▶ [DATA FOR THIS EXERCISE]
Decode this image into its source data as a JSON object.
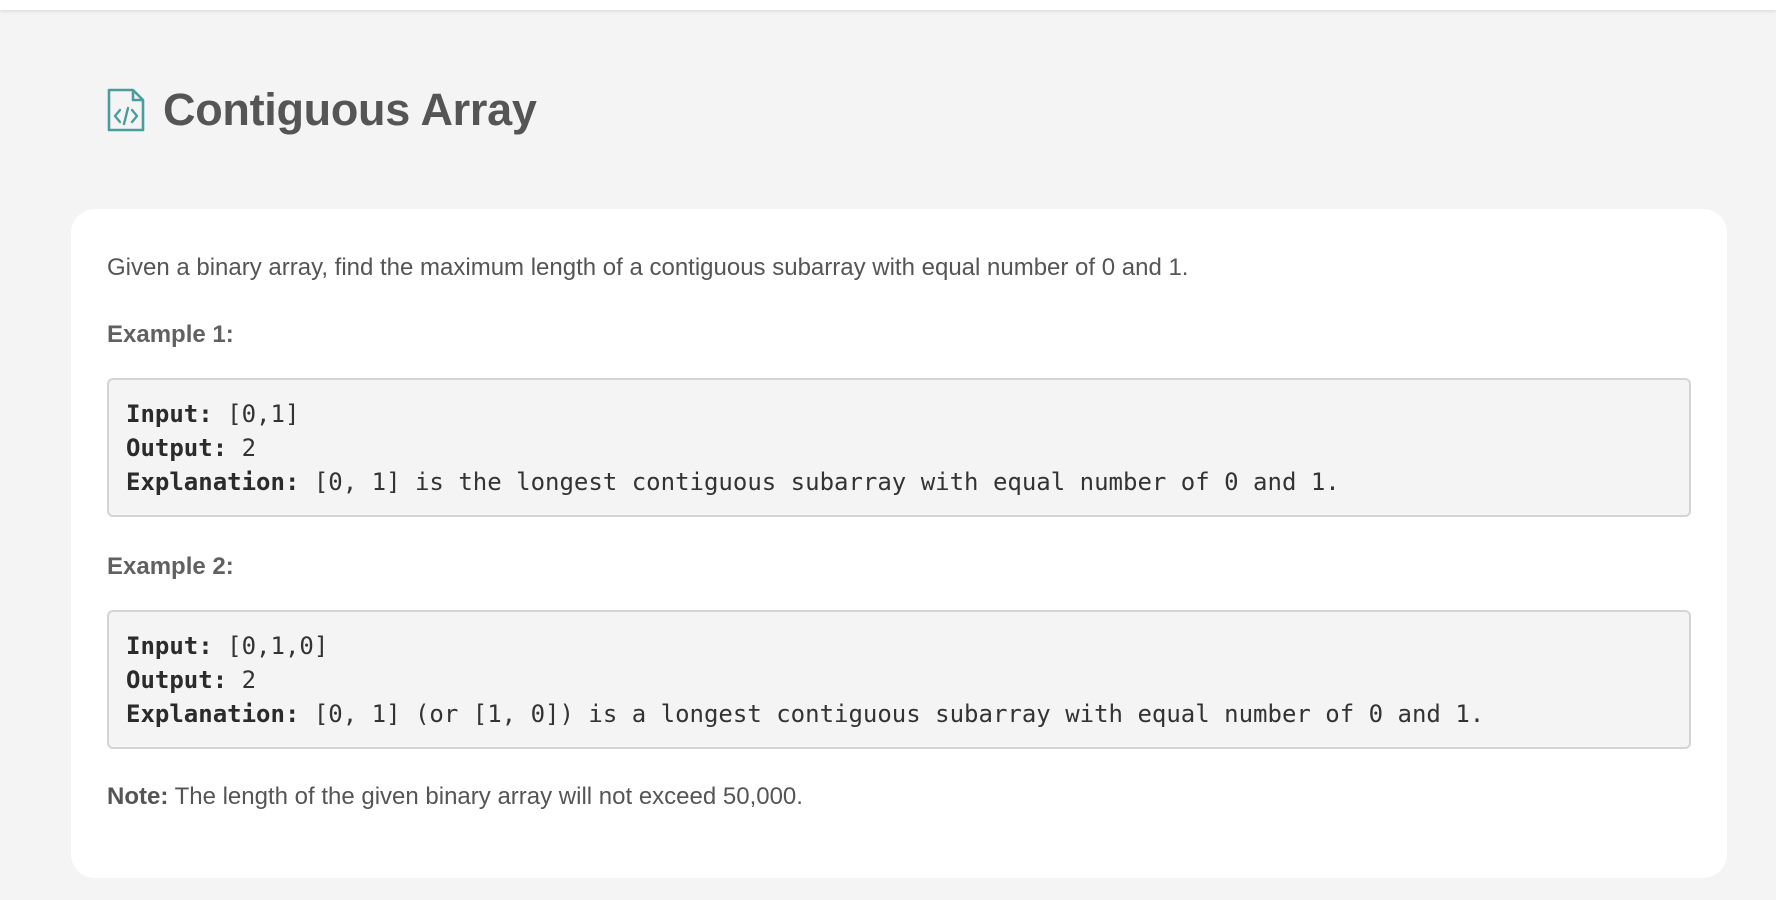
{
  "page": {
    "title": "Contiguous Array",
    "icon": "code-file-icon",
    "accent_color": "#4a9d9c"
  },
  "problem": {
    "description": "Given a binary array, find the maximum length of a contiguous subarray with equal number of 0 and 1.",
    "examples": [
      {
        "heading": "Example 1:",
        "input_label": "Input:",
        "input_value": " [0,1]",
        "output_label": "Output:",
        "output_value": " 2",
        "explanation_label": "Explanation:",
        "explanation_value": " [0, 1] is the longest contiguous subarray with equal number of 0 and 1."
      },
      {
        "heading": "Example 2:",
        "input_label": "Input:",
        "input_value": " [0,1,0]",
        "output_label": "Output:",
        "output_value": " 2",
        "explanation_label": "Explanation:",
        "explanation_value": " [0, 1] (or [1, 0]) is a longest contiguous subarray with equal number of 0 and 1."
      }
    ],
    "note_label": "Note:",
    "note_text": " The length of the given binary array will not exceed 50,000."
  }
}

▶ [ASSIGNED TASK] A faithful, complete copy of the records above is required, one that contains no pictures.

▶ [RESPONSE TO THE TASK]
Decode this image into its source data as a JSON object.
{
  "page": {
    "title": "Contiguous Array",
    "icon": "code-file-icon",
    "accent_color": "#4a9d9c"
  },
  "problem": {
    "description": "Given a binary array, find the maximum length of a contiguous subarray with equal number of 0 and 1.",
    "examples": [
      {
        "heading": "Example 1:",
        "input_label": "Input:",
        "input_value": " [0,1]",
        "output_label": "Output:",
        "output_value": " 2",
        "explanation_label": "Explanation:",
        "explanation_value": " [0, 1] is the longest contiguous subarray with equal number of 0 and 1."
      },
      {
        "heading": "Example 2:",
        "input_label": "Input:",
        "input_value": " [0,1,0]",
        "output_label": "Output:",
        "output_value": " 2",
        "explanation_label": "Explanation:",
        "explanation_value": " [0, 1] (or [1, 0]) is a longest contiguous subarray with equal number of 0 and 1."
      }
    ],
    "note_label": "Note:",
    "note_text": " The length of the given binary array will not exceed 50,000."
  }
}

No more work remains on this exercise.